• _ACTION ITEM_: Every record must appear in the response exactly as given.

• _DATASET CONTENT_:
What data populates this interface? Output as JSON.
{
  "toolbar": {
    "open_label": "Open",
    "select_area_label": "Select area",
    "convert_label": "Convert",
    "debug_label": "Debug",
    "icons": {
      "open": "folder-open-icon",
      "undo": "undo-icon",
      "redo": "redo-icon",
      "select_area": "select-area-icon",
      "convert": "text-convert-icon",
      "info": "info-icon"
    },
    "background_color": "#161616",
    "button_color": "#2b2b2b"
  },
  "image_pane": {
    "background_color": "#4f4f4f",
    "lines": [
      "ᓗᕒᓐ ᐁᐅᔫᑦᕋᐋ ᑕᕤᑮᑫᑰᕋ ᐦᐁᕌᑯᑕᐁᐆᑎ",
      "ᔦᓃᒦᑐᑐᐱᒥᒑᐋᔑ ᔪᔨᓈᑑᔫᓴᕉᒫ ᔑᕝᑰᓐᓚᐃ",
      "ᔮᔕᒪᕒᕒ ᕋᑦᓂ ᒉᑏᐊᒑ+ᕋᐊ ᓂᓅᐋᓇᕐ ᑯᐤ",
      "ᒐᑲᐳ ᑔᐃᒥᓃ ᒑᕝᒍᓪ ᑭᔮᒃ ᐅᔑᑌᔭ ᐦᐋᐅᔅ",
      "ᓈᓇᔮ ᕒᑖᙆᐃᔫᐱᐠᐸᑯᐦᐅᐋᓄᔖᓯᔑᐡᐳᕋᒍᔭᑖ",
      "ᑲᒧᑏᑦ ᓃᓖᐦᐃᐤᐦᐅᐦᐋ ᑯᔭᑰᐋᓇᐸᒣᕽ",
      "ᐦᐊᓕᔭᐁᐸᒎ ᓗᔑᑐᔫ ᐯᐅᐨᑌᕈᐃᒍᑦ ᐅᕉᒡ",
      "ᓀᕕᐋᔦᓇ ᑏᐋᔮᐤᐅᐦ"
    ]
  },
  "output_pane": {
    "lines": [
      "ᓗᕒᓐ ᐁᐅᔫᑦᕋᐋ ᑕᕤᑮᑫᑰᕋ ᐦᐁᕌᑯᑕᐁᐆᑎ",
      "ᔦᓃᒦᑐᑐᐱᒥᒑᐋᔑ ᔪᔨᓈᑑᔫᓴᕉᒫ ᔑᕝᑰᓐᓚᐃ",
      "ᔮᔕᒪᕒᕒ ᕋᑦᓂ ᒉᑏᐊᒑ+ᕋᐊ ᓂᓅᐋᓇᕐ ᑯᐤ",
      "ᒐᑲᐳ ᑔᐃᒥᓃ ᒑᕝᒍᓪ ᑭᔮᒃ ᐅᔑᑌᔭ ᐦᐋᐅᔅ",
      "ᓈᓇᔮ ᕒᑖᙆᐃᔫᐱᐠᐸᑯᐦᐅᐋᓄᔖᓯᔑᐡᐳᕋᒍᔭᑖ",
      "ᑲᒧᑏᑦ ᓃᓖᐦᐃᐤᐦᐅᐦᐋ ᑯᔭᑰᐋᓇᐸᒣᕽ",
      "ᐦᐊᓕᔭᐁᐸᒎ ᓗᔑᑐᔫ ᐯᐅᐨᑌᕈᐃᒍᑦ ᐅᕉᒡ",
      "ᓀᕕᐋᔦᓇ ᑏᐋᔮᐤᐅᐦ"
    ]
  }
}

• _OUTPUT FOR THIS EXERCISE_:
What data populates this interface? Output as JSON.
{
  "toolbar": {
    "open_label": "Open",
    "select_area_label": "Select area",
    "convert_label": "Convert",
    "debug_label": "Debug",
    "icons": {
      "open": "folder-open-icon",
      "undo": "undo-icon",
      "redo": "redo-icon",
      "select_area": "select-area-icon",
      "convert": "text-convert-icon",
      "info": "info-icon"
    },
    "background_color": "#161616",
    "button_color": "#2b2b2b"
  },
  "image_pane": {
    "background_color": "#4f4f4f",
    "lines": [
      "ᓗᕒᓐ ᐁᐅᔫᑦᕋᐋ ᑕᕤᑮᑫᑰᕋ ᐦᐁᕌᑯᑕᐁᐆᑎ",
      "ᔦᓃᒦᑐᑐᐱᒥᒑᐋᔑ ᔪᔨᓈᑑᔫᓴᕉᒫ ᔑᕝᑰᓐᓚᐃ",
      "ᔮᔕᒪᕒᕒ ᕋᑦᓂ ᒉᑏᐊᒑ+ᕋᐊ ᓂᓅᐋᓇᕐ ᑯᐤ",
      "ᒐᑲᐳ ᑔᐃᒥᓃ ᒑᕝᒍᓪ ᑭᔮᒃ ᐅᔑᑌᔭ ᐦᐋᐅᔅ",
      "ᓈᓇᔮ ᕒᑖᙆᐃᔫᐱᐠᐸᑯᐦᐅᐋᓄᔖᓯᔑᐡᐳᕋᒍᔭᑖ",
      "ᑲᒧᑏᑦ ᓃᓖᐦᐃᐤᐦᐅᐦᐋ ᑯᔭᑰᐋᓇᐸᒣᕽ",
      "ᐦᐊᓕᔭᐁᐸᒎ ᓗᔑᑐᔫ ᐯᐅᐨᑌᕈᐃᒍᑦ ᐅᕉᒡ",
      "ᓀᕕᐋᔦᓇ ᑏᐋᔮᐤᐅᐦ"
    ]
  },
  "output_pane": {
    "lines": [
      "ᓗᕒᓐ ᐁᐅᔫᑦᕋᐋ ᑕᕤᑮᑫᑰᕋ ᐦᐁᕌᑯᑕᐁᐆᑎ",
      "ᔦᓃᒦᑐᑐᐱᒥᒑᐋᔑ ᔪᔨᓈᑑᔫᓴᕉᒫ ᔑᕝᑰᓐᓚᐃ",
      "ᔮᔕᒪᕒᕒ ᕋᑦᓂ ᒉᑏᐊᒑ+ᕋᐊ ᓂᓅᐋᓇᕐ ᑯᐤ",
      "ᒐᑲᐳ ᑔᐃᒥᓃ ᒑᕝᒍᓪ ᑭᔮᒃ ᐅᔑᑌᔭ ᐦᐋᐅᔅ",
      "ᓈᓇᔮ ᕒᑖᙆᐃᔫᐱᐠᐸᑯᐦᐅᐋᓄᔖᓯᔑᐡᐳᕋᒍᔭᑖ",
      "ᑲᒧᑏᑦ ᓃᓖᐦᐃᐤᐦᐅᐦᐋ ᑯᔭᑰᐋᓇᐸᒣᕽ",
      "ᐦᐊᓕᔭᐁᐸᒎ ᓗᔑᑐᔫ ᐯᐅᐨᑌᕈᐃᒍᑦ ᐅᕉᒡ",
      "ᓀᕕᐋᔦᓇ ᑏᐋᔮᐤᐅᐦ"
    ]
  }
}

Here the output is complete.